* **Directions**: Write the data out again, matching every line exactly.

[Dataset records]
++++++++
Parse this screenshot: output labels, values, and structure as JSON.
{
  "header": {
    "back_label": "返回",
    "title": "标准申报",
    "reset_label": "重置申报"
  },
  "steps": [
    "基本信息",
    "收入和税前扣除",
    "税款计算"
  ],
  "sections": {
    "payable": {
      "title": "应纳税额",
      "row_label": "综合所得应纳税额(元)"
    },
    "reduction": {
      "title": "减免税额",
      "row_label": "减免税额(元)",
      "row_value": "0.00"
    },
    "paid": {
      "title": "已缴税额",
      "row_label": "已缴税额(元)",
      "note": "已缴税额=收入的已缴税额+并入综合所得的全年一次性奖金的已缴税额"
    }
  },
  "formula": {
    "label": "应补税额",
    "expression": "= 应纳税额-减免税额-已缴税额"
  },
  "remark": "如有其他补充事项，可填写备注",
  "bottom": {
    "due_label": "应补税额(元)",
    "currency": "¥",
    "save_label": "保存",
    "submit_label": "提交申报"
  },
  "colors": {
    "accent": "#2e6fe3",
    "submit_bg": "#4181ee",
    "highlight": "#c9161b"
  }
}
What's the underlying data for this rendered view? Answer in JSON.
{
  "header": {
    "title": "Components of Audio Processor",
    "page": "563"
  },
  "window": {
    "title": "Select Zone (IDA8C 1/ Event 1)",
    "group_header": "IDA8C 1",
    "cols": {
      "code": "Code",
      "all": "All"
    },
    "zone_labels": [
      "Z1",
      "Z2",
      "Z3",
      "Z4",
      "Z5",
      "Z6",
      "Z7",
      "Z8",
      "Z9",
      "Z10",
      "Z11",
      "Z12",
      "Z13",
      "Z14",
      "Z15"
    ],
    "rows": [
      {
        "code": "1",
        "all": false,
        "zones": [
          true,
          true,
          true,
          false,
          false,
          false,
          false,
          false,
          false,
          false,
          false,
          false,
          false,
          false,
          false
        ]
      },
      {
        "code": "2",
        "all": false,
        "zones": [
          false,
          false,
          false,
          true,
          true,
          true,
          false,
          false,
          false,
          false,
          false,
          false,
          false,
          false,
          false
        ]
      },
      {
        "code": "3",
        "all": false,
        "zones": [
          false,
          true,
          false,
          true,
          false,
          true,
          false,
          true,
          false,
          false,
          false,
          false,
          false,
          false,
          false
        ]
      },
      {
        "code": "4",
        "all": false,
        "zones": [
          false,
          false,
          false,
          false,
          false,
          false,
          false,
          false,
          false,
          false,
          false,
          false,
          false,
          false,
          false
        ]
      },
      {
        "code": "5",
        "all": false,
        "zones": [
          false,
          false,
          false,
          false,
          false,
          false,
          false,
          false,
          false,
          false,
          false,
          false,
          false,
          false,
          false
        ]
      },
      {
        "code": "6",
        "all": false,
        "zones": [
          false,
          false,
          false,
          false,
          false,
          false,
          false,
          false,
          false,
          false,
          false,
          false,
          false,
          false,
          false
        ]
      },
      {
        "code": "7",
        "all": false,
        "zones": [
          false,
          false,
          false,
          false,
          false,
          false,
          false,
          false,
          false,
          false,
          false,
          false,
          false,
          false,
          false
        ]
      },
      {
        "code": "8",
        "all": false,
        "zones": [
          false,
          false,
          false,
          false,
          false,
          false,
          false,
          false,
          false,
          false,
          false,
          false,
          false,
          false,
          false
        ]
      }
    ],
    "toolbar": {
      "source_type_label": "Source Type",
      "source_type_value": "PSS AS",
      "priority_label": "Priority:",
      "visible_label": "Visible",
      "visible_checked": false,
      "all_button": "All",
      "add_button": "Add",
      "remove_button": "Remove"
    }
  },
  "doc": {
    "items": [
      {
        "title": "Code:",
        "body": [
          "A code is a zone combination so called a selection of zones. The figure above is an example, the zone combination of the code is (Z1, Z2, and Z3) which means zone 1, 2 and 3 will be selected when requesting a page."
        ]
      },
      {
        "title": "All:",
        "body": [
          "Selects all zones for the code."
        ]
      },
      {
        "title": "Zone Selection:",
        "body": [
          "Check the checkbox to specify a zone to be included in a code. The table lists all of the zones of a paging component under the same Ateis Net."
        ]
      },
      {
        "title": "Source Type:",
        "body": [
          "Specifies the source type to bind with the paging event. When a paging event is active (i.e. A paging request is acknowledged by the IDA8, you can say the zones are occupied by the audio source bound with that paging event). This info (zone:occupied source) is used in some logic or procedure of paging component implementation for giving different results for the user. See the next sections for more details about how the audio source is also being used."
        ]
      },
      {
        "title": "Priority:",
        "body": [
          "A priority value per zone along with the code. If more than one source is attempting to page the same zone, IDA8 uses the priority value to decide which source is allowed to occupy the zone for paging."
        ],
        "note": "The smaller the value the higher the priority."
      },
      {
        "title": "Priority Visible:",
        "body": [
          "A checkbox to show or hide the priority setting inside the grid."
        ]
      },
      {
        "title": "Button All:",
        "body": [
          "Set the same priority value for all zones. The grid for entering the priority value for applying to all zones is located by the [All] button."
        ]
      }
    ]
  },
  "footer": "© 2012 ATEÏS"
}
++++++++
* **Answer section**:
Parse this screenshot: output labels, values, and structure as JSON.
{
  "header": {
    "back_label": "返回",
    "title": "标准申报",
    "reset_label": "重置申报"
  },
  "steps": [
    "基本信息",
    "收入和税前扣除",
    "税款计算"
  ],
  "sections": {
    "payable": {
      "title": "应纳税额",
      "row_label": "综合所得应纳税额(元)"
    },
    "reduction": {
      "title": "减免税额",
      "row_label": "减免税额(元)",
      "row_value": "0.00"
    },
    "paid": {
      "title": "已缴税额",
      "row_label": "已缴税额(元)",
      "note": "已缴税额=收入的已缴税额+并入综合所得的全年一次性奖金的已缴税额"
    }
  },
  "formula": {
    "label": "应补税额",
    "expression": "= 应纳税额-减免税额-已缴税额"
  },
  "remark": "如有其他补充事项，可填写备注",
  "bottom": {
    "due_label": "应补税额(元)",
    "currency": "¥",
    "save_label": "保存",
    "submit_label": "提交申报"
  },
  "colors": {
    "accent": "#2e6fe3",
    "submit_bg": "#4181ee",
    "highlight": "#c9161b"
  }
}
What's the underlying data for this rendered view? Answer in JSON.
{
  "header": {
    "title": "Components of Audio Processor",
    "page": "563"
  },
  "window": {
    "title": "Select Zone (IDA8C 1/ Event 1)",
    "group_header": "IDA8C 1",
    "cols": {
      "code": "Code",
      "all": "All"
    },
    "zone_labels": [
      "Z1",
      "Z2",
      "Z3",
      "Z4",
      "Z5",
      "Z6",
      "Z7",
      "Z8",
      "Z9",
      "Z10",
      "Z11",
      "Z12",
      "Z13",
      "Z14",
      "Z15"
    ],
    "rows": [
      {
        "code": "1",
        "all": false,
        "zones": [
          true,
          true,
          true,
          false,
          false,
          false,
          false,
          false,
          false,
          false,
          false,
          false,
          false,
          false,
          false
        ]
      },
      {
        "code": "2",
        "all": false,
        "zones": [
          false,
          false,
          false,
          true,
          true,
          true,
          false,
          false,
          false,
          false,
          false,
          false,
          false,
          false,
          false
        ]
      },
      {
        "code": "3",
        "all": false,
        "zones": [
          false,
          true,
          false,
          true,
          false,
          true,
          false,
          true,
          false,
          false,
          false,
          false,
          false,
          false,
          false
        ]
      },
      {
        "code": "4",
        "all": false,
        "zones": [
          false,
          false,
          false,
          false,
          false,
          false,
          false,
          false,
          false,
          false,
          false,
          false,
          false,
          false,
          false
        ]
      },
      {
        "code": "5",
        "all": false,
        "zones": [
          false,
          false,
          false,
          false,
          false,
          false,
          false,
          false,
          false,
          false,
          false,
          false,
          false,
          false,
          false
        ]
      },
      {
        "code": "6",
        "all": false,
        "zones": [
          false,
          false,
          false,
          false,
          false,
          false,
          false,
          false,
          false,
          false,
          false,
          false,
          false,
          false,
          false
        ]
      },
      {
        "code": "7",
        "all": false,
        "zones": [
          false,
          false,
          false,
          false,
          false,
          false,
          false,
          false,
          false,
          false,
          false,
          false,
          false,
          false,
          false
        ]
      },
      {
        "code": "8",
        "all": false,
        "zones": [
          false,
          false,
          false,
          false,
          false,
          false,
          false,
          false,
          false,
          false,
          false,
          false,
          false,
          false,
          false
        ]
      }
    ],
    "toolbar": {
      "source_type_label": "Source Type",
      "source_type_value": "PSS AS",
      "priority_label": "Priority:",
      "visible_label": "Visible",
      "visible_checked": false,
      "all_button": "All",
      "add_button": "Add",
      "remove_button": "Remove"
    }
  },
  "doc": {
    "items": [
      {
        "title": "Code:",
        "body": [
          "A code is a zone combination so called a selection of zones. The figure above is an example, the zone combination of the code is (Z1, Z2, and Z3) which means zone 1, 2 and 3 will be selected when requesting a page."
        ]
      },
      {
        "title": "All:",
        "body": [
          "Selects all zones for the code."
        ]
      },
      {
        "title": "Zone Selection:",
        "body": [
          "Check the checkbox to specify a zone to be included in a code. The table lists all of the zones of a paging component under the same Ateis Net."
        ]
      },
      {
        "title": "Source Type:",
        "body": [
          "Specifies the source type to bind with the paging event. When a paging event is active (i.e. A paging request is acknowledged by the IDA8, you can say the zones are occupied by the audio source bound with that paging event). This info (zone:occupied source) is used in some logic or procedure of paging component implementation for giving different results for the user. See the next sections for more details about how the audio source is also being used."
        ]
      },
      {
        "title": "Priority:",
        "body": [
          "A priority value per zone along with the code. If more than one source is attempting to page the same zone, IDA8 uses the priority value to decide which source is allowed to occupy the zone for paging."
        ],
        "note": "The smaller the value the higher the priority."
      },
      {
        "title": "Priority Visible:",
        "body": [
          "A checkbox to show or hide the priority setting inside the grid."
        ]
      },
      {
        "title": "Button All:",
        "body": [
          "Set the same priority value for all zones. The grid for entering the priority value for applying to all zones is located by the [All] button."
        ]
      }
    ]
  },
  "footer": "© 2012 ATEÏS"
}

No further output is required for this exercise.